- _TASK REQUIREMENTS_: Return only those lines of the records below in which "image" appears.

- _DATASET RECORDS_:

_ _ _

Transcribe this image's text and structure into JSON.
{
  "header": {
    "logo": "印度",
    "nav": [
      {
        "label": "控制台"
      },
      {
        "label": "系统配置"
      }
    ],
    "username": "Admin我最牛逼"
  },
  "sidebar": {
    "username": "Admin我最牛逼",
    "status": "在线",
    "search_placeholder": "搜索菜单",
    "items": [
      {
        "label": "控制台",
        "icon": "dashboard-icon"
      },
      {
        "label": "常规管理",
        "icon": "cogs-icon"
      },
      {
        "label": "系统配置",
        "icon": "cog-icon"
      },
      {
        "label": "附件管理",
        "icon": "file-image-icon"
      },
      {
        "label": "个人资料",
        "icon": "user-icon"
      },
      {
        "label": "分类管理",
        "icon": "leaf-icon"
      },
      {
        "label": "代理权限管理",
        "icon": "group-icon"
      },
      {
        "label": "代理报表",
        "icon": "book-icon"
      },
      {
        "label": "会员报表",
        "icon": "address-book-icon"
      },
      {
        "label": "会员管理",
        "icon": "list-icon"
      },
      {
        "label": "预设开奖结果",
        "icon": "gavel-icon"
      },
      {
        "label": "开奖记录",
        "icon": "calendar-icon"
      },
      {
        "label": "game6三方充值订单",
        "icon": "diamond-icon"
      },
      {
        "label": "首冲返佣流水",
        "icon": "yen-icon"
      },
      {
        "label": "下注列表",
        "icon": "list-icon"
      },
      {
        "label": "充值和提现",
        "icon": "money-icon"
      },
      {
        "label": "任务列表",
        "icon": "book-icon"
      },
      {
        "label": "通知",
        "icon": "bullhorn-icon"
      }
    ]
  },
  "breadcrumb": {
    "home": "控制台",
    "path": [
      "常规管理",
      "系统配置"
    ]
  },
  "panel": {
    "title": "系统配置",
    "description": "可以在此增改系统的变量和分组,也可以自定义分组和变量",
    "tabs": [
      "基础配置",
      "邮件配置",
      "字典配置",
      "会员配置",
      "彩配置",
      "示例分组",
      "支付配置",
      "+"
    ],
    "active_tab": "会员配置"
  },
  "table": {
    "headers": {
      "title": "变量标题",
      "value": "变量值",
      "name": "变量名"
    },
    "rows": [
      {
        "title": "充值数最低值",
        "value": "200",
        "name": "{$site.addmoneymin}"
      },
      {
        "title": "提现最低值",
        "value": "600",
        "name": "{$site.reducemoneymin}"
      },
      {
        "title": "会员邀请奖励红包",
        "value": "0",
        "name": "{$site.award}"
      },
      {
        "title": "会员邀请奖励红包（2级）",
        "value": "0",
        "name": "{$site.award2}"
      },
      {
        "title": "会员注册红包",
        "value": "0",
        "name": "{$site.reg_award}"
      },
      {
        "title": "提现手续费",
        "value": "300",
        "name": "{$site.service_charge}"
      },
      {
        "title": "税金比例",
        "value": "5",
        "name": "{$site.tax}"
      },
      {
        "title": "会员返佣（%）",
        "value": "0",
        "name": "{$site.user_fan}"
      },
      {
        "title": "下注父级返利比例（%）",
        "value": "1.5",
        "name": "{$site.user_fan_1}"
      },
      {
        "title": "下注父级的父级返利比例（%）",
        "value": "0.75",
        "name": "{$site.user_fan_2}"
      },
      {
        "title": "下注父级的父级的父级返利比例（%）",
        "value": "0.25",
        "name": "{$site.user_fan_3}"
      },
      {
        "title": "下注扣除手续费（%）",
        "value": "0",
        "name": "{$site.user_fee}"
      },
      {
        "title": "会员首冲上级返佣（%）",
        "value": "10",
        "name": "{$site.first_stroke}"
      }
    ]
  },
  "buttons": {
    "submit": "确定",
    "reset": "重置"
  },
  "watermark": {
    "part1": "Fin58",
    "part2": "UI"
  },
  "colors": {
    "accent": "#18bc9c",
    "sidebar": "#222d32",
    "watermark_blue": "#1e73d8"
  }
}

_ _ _

- _RESPONSE BOX_:
Transcribe this image's text and structure into JSON.
        "icon": "file-image-icon"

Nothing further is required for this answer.